Scientists at the Chinese Academy of Sciences’ Shanghai Institute for Biological Sciences, led by Li Jinsong, WU Yuxuan of the Institute of Biochemistry and Cell Biology, and YANG Li of CAS-MPG Partner Institute for Computational Biology, have successfully mass produced viable high-quality artificial sperm for the first time.
The research, published in Cell Stem Cell with the title “CRISPR-Cas9-Mediated Genetic Screening in Mice with Haploid Embryonic Stem Cells Carrying a Guide RNA Library,” builds on previous work to create viable artificial mouse sperm that can support full-term embryonic development after being injected into egg cells to create a generation of semi-cloned mice (mice with DNA from both the artificial sperm and the natural egg cells).
However, in previous studies only a few percent of of the fertilized eggs developed into healthy half-cloned mice. Now the researchers found that tweaking two paternally imprinted genes – H19 and Gtl2 – results in much improved generation of mouse pups at a rate of 20 percent.

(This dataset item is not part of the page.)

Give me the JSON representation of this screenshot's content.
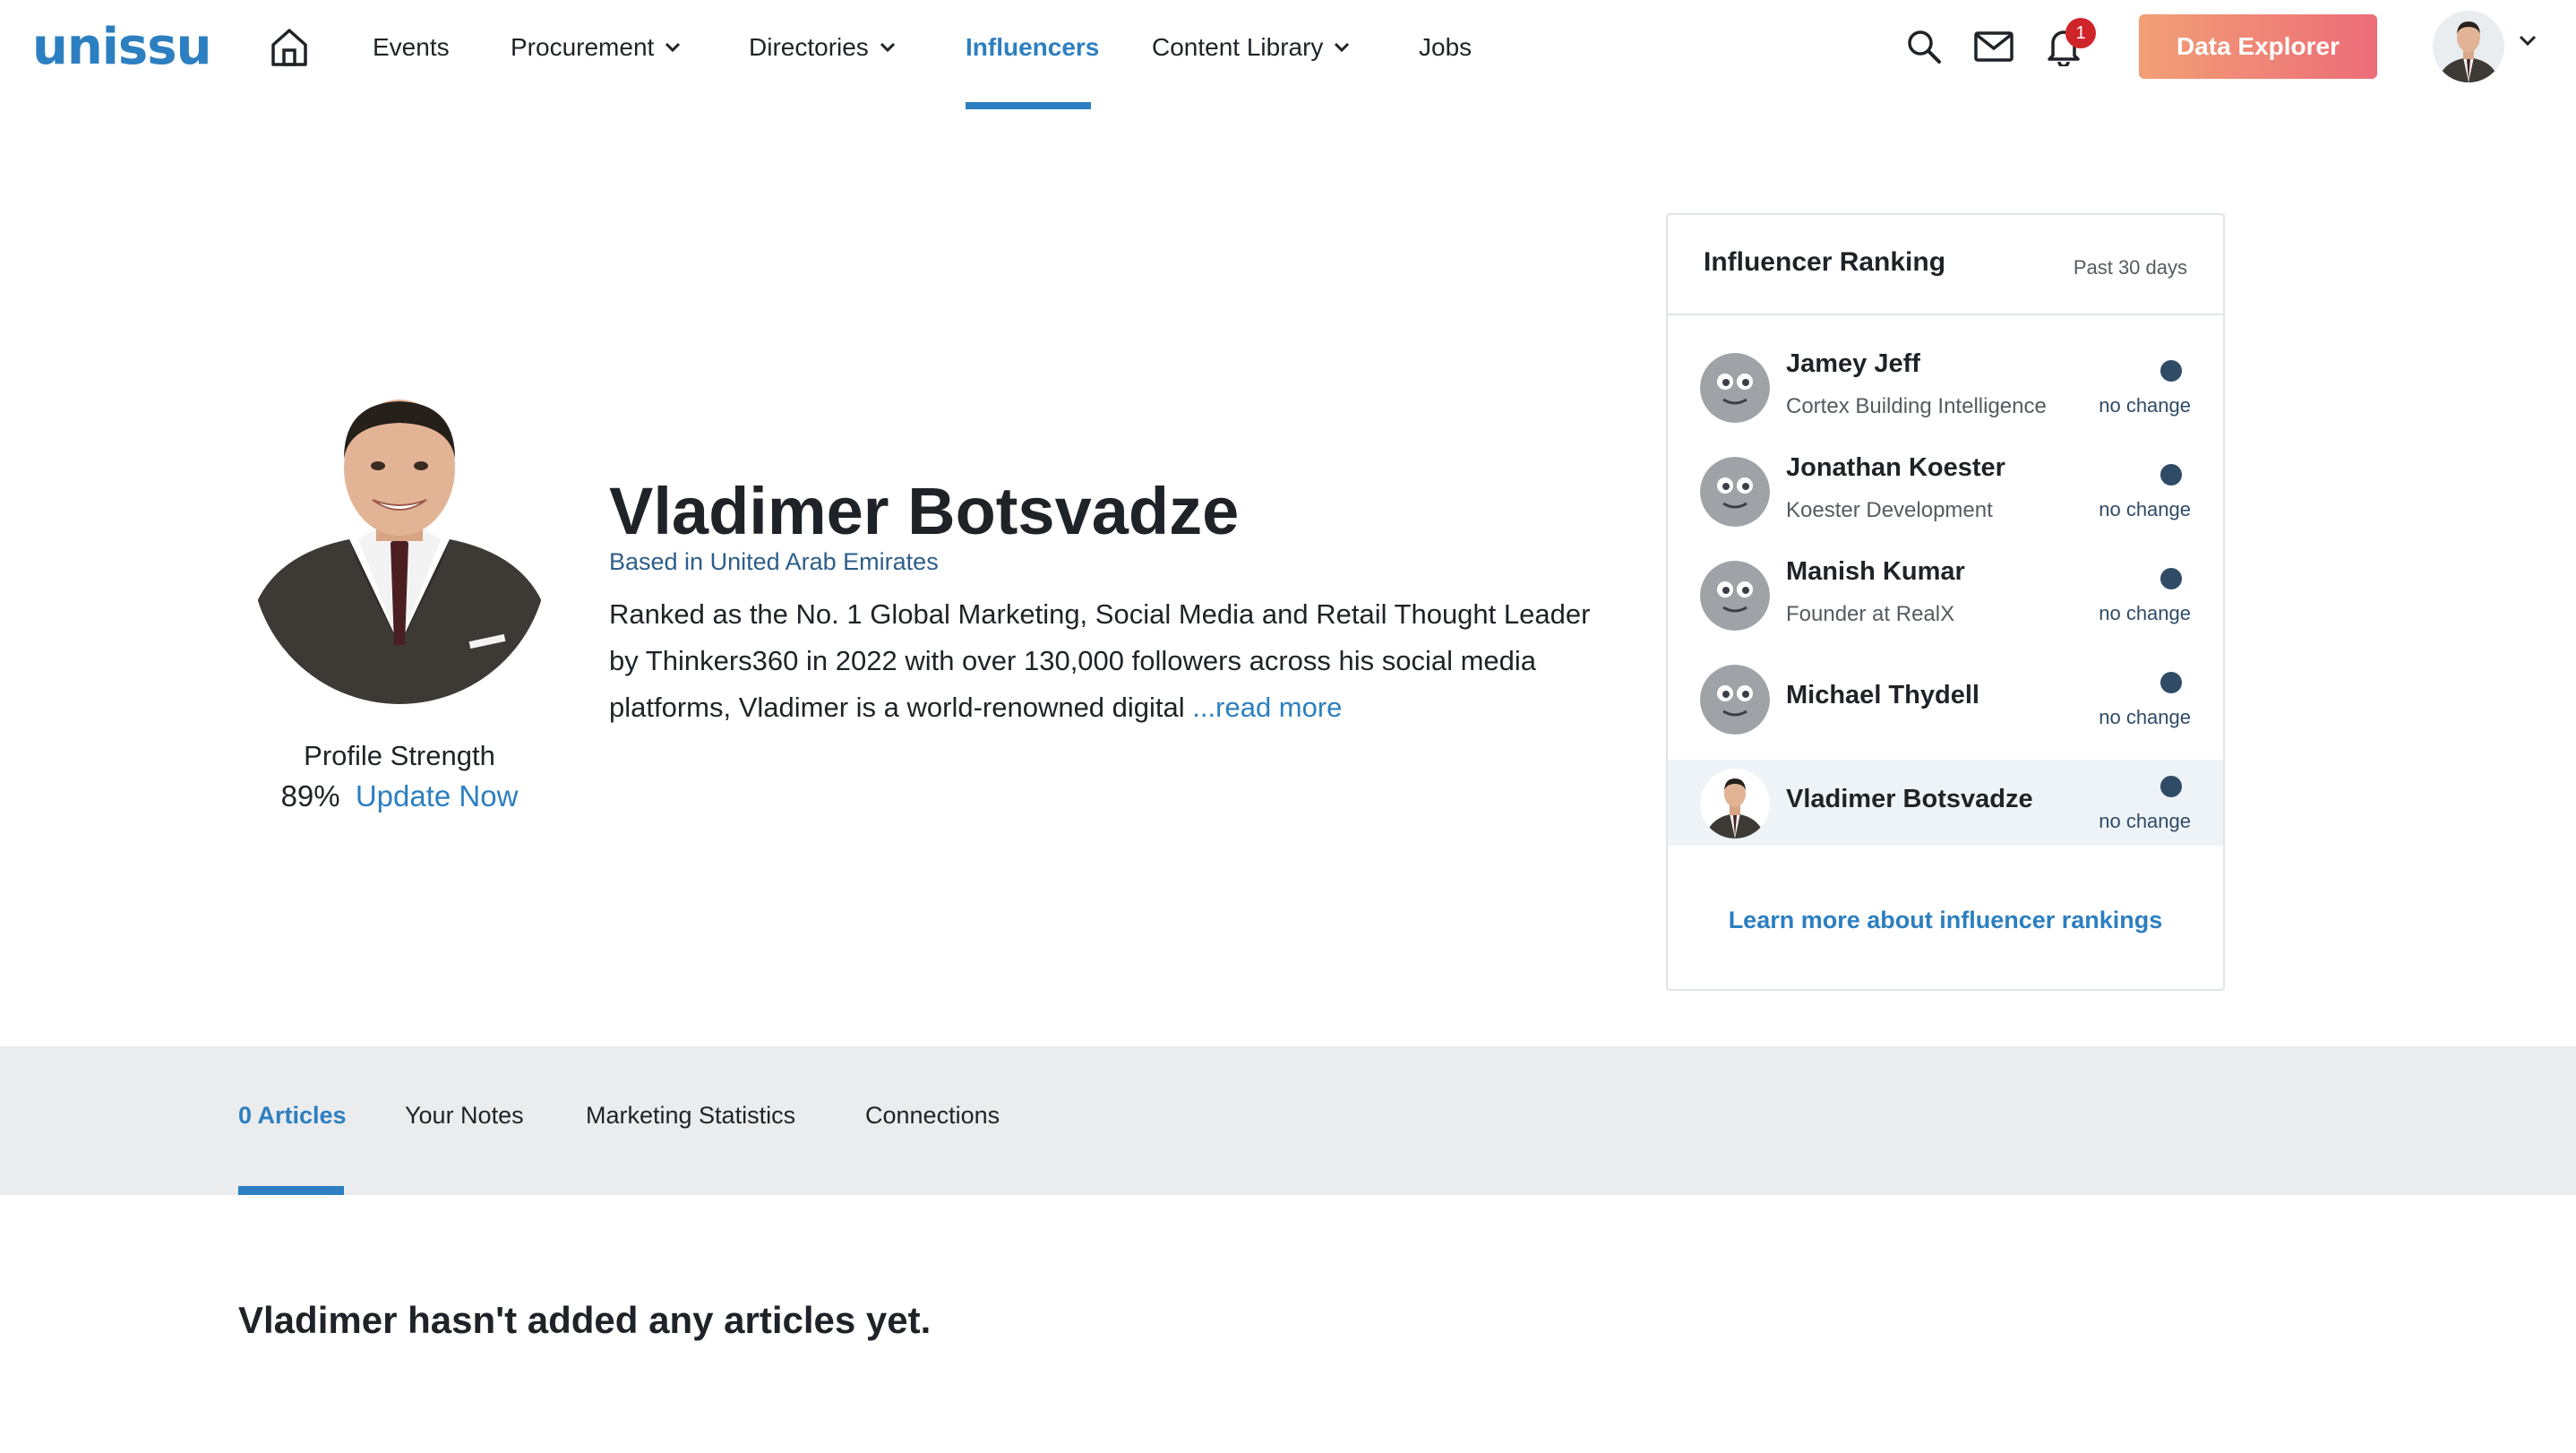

“We could not believe the results ourselves at first. The method was so simple,” said Li.
Extensive CRISPR-Cas9 Gene Editing of Artificial Sperm
The image shows how the combined application of altered expression of two imprinted genes and CRISPR-Cas9-based genome editing allows the efficient and stable generation of gene-modified semi-cloned mice.
CRISPR (Clustered Regularly Interspaced Short Palindromic Repeats) -Cas9 technology permits to cut out sections of DNA and replace them with new ones. In the two-part process, first an RNA “guide” molecule marks the DNA strand to be removed, then a Cas9 protein attaches to the DNA and cuts out the strand, which in some cases can be replaced by a new one.
“Our man-made sperms cells can be used to generate an army of half-cloned mice with ease and efficiency,” Li explained to South China Morning Post.
These half-cloned mice will fight on the frontline in battles against cancer and other genetic health issues.
Li expressed hopes that the new technology could help cure human diseases with emerging genetic therapies, and concerns about the possibility that mass production of sperm would lead to an “ethical crisis” if it was applied to humans.
“A 20 percent rate for healthy breeds may be good enough for experimental animals, but not humans,” said Li. “If it is applied to human sperm it could lead to an 80 per cent death rate or defects at birth.”
It seems likely, however, that a success rate of 20 percent is only a first result that could be very significantly improved upon by future work.
Images from Shanghai Institute for Biological Sciences and Shutterstock.